5 Steps to Better Job Description Click-Through Rates
In most organizations, marketers don’t own the task of writing job descriptions for new opportunities available within their organization. This responsibility generally belongs to people in human resources or recruiting.
And even if those folks have marketers review a draft before it posts (at least for marketing positions, that is), many times the urgency of the request prevents anyone from worrying about fine-tuning the job listing’s content. However, skipping this crucial step can make it even harder for you to fill that position quickly because the job description isn’t converting as many applicants as it could.
Fortunately, taking a little time up front to create a job description editorial checklist can make refining just-in-time job requests a piece of cake in the future. Here are five ways to garner better job description click through rates for your company’s opportunities.

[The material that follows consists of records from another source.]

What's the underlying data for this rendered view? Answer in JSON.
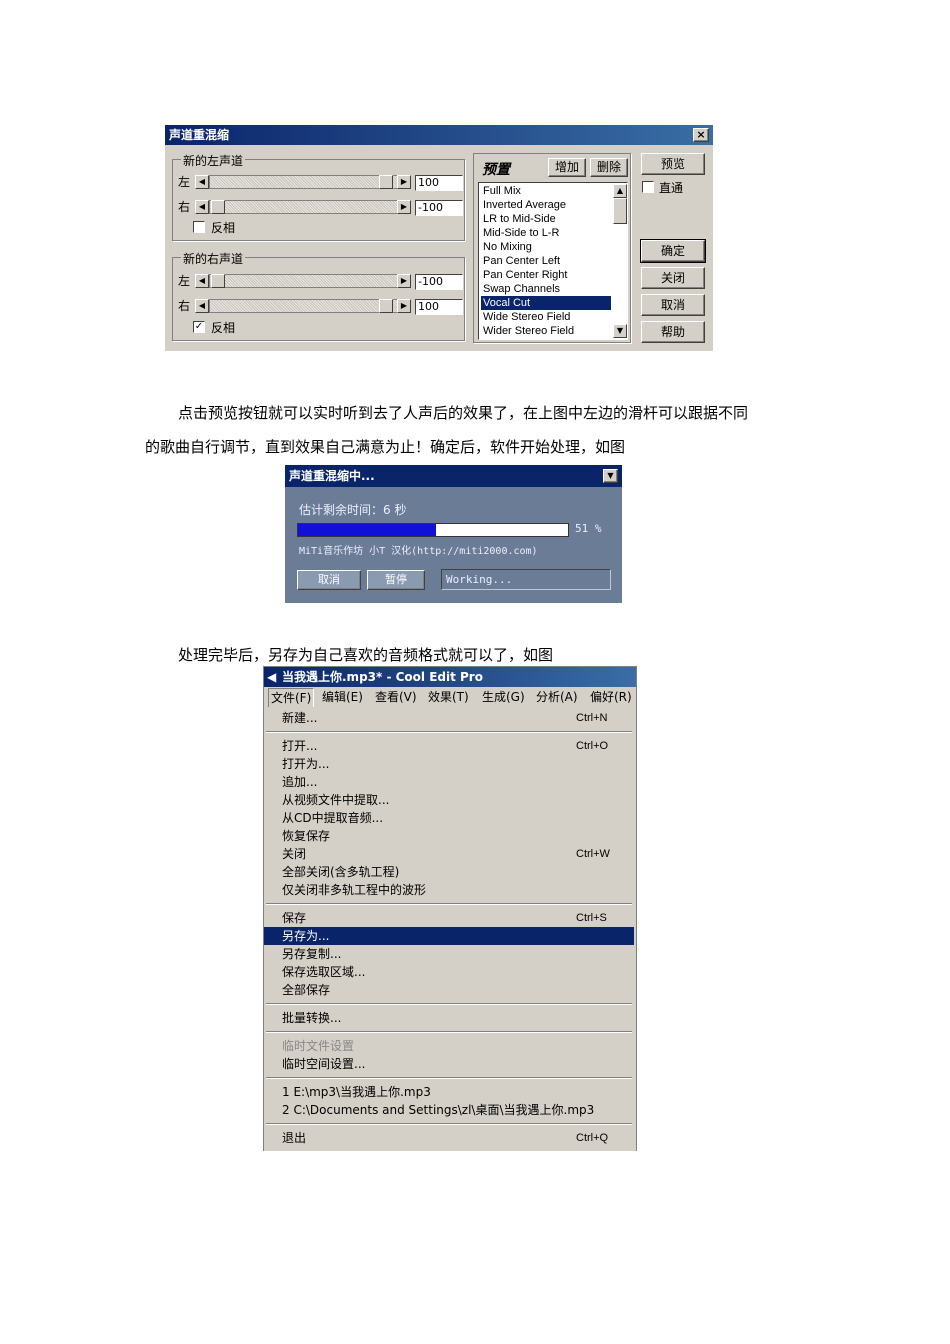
{
  "dialog1": {
    "title": "声道重混缩",
    "close": "×",
    "left_group": "新的左声道",
    "right_group": "新的右声道",
    "left_label": "左",
    "right_label": "右",
    "invert_label": "反相",
    "newleft_left_value": "100",
    "newleft_right_value": "-100",
    "newright_left_value": "-100",
    "newright_right_value": "100",
    "newleft_invert": "",
    "newright_invert": "✓",
    "preset_title": "预置",
    "add_button": "增加",
    "delete_button": "删除",
    "preset_items": [
      "Full Mix",
      "Inverted Average",
      "LR to Mid-Side",
      "Mid-Side to L-R",
      "No Mixing",
      "Pan Center Left",
      "Pan Center Right",
      "Swap Channels",
      "Vocal Cut",
      "Wide Stereo Field",
      "Wider Stereo Field"
    ],
    "selected_preset": "Vocal Cut",
    "preview_button": "预览",
    "bypass_label": "直通",
    "ok_button": "确定",
    "close_button": "关闭",
    "cancel_button": "取消",
    "help_button": "帮助"
  },
  "para1_line1": "点击预览按钮就可以实时听到去了人声后的效果了，在上图中左边的滑杆可以跟据不同",
  "para1_line2": "的歌曲自行调节，直到效果自己满意为止！确定后，软件开始处理，如图",
  "dialog2": {
    "title": "声道重混缩中...",
    "remaining": "估计剩余时间：6 秒",
    "progress": 0.51,
    "percent": "51 %",
    "credit": "MiTi音乐作坊 小T 汉化(http://miti2000.com)",
    "cancel_button": "取消",
    "pause_button": "暂停",
    "status": "Working..."
  },
  "para2": "处理完毕后，另存为自己喜欢的音频格式就可以了，如图",
  "window3": {
    "title": "当我遇上你.mp3* - Cool Edit Pro",
    "menubar": [
      "文件(F)",
      "编辑(E)",
      "查看(V)",
      "效果(T)",
      "生成(G)",
      "分析(A)",
      "偏好(R)"
    ],
    "items": [
      {
        "label": "新建...",
        "shortcut": "Ctrl+N"
      },
      {
        "label": "打开...",
        "shortcut": "Ctrl+O"
      },
      {
        "label": "打开为...",
        "shortcut": ""
      },
      {
        "label": "追加...",
        "shortcut": ""
      },
      {
        "label": "从视频文件中提取...",
        "shortcut": ""
      },
      {
        "label": "从CD中提取音频...",
        "shortcut": ""
      },
      {
        "label": "恢复保存",
        "shortcut": ""
      },
      {
        "label": "关闭",
        "shortcut": "Ctrl+W"
      },
      {
        "label": "全部关闭(含多轨工程)",
        "shortcut": ""
      },
      {
        "label": "仅关闭非多轨工程中的波形",
        "shortcut": ""
      },
      {
        "label": "保存",
        "shortcut": "Ctrl+S"
      },
      {
        "label": "另存为...",
        "shortcut": ""
      },
      {
        "label": "另存复制...",
        "shortcut": ""
      },
      {
        "label": "保存选取区域...",
        "shortcut": ""
      },
      {
        "label": "全部保存",
        "shortcut": ""
      },
      {
        "label": "批量转换...",
        "shortcut": ""
      },
      {
        "label": "临时文件设置",
        "shortcut": ""
      },
      {
        "label": "临时空间设置...",
        "shortcut": ""
      },
      {
        "label": "1 E:\\mp3\\当我遇上你.mp3",
        "shortcut": ""
      },
      {
        "label": "2 C:\\Documents and Settings\\zl\\桌面\\当我遇上你.mp3",
        "shortcut": ""
      },
      {
        "label": "退出",
        "shortcut": "Ctrl+Q"
      }
    ]
  }
}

1. Make Landing Pages Mobile Responsive & Job Board Friendly
Surprise, surprise, right? This goes without saying these days. However, while many organizations have corporate websites that have long been coded with mobile responsive design, the same doesn’t always hold true for the third party job portals they use to manage the job posting and application submission process. In many cases, the landing pages to which your paid and organic search listings point are actually the job description pages of an applicant tracking system (ATS).
Not only does Google reward mobile-friendly applicant tracking solutions, but major job board aggregators like Indeed.com will reward these sites with higher mobile SERP rankings as well. In fact, even if an employer sponsors an ad on Indeed, the ad won’t be placed as high in mobile search results as other sponsored ads that do point to mobile responsive job portals.
In addition, the best job portals have integrations with sites like Indeed and LinkedIn that allow job seekers to auto-populate their employment application with data from their existing profile. It’s clear that application submission CTRs have a greater chance of improving when your job listings are more readily visible and you make it easy for applicants to start the application process.
2. Don’t Write Vanilla Job Titles
For hints, study your competitors’ opportunities for job title variation ideas that might accurately represent your employment need. Just remember that your job title can’t be so long that it will be cut off in SERPs or wrap to too many additional lines when applicants view your position listings page on their smartphone screens.
3. Model Your Snippets Based On Job Seeker Preferences
Depending on whether you host job descriptions on your corporate website or you use a recruiting software application, you may or may not have easy access to write a customized meta description for each job listing page.
In the event that you don’t have that functionality, you must carefully craft the first couple of sentences of your job description body text to include the keywords that will resonate with job seekers.
Above all, consider your labor market as a means to hone in on the type of unique selling proposition you should highlight in the first section. Here are some potential approaches:
- Skills / Duties – This is the approach I recommend most of the time. Think about the occupation-specific keywords that job seekers are most likely to use to search for your job listing and include them in the first sentence so they show up in the snippet candidates see in SERPs. This will make it more likely that your organic listing will appear higher in results, too. Specifically, restate the job title in the first sentence.
- Pay – Know that when you include numerical details about compensation in your job listing (even if they are at the bottom of the description) the search snippet may include the dollar amount. Some employers choose to include this information to attract and convert potential applicants who are especially compensation focused (e.g., sales professionals) or because they are paying a higher wage for certain positions relative to other competitors in the market.
- Availability – If it’s difficult to source applicants for shift work in your area, then your leading keywords should include commentary on the working hours and days of the week required for the right job candidate.
- Company Brand – If you are an extremely large organization, then you may be able to get away with leading with information about your company in the first paragraph. This would only be a viable approach if your potential job applicants are likely to search the internet based on your organization’s name. This approach is more suitable for sponsored job board ads that you know will have premium real estate, despite a shortage of position-specific keywords in the snippet.
4. Write for Readability First, Then Add Keywords
Instead of forcing a job description to use potentially awkward-sounding long tail keyword phrases, wordsmith a description that is both compelling and informative to applicant personas. Once the initial draft is done, go back and sprinkle in the most important keywords, as well as relevant co-occurring terms. Finally, be mindful of the keyword density for your job description so that the finished product isn’t keyword-stuffed.
5. Use Images & Video
Even though most job board search results point to landing pages that include familiar text elements such as job title, position preview, essential responsibilities and qualifications, that doesn’t mean you can’t break the mold and utilize images and embedded video. Many hiring software platforms will offer job description WYSIWYG editors that support the inclusion of images and video. Just make sure to include keyword-rich alt tags and video transcripts with your visual assets.
By giving potential job candidates a feast for the eyes, as well as more finely-tuned job information, you are more likely to engage them to click through to your landing page and start the application process. Use these five ideas to do exactly that and start converting more job applicants today.
This post originally appeared on Relevance.
Image credit: Teclado / Keyboard by Microsiervos (contact)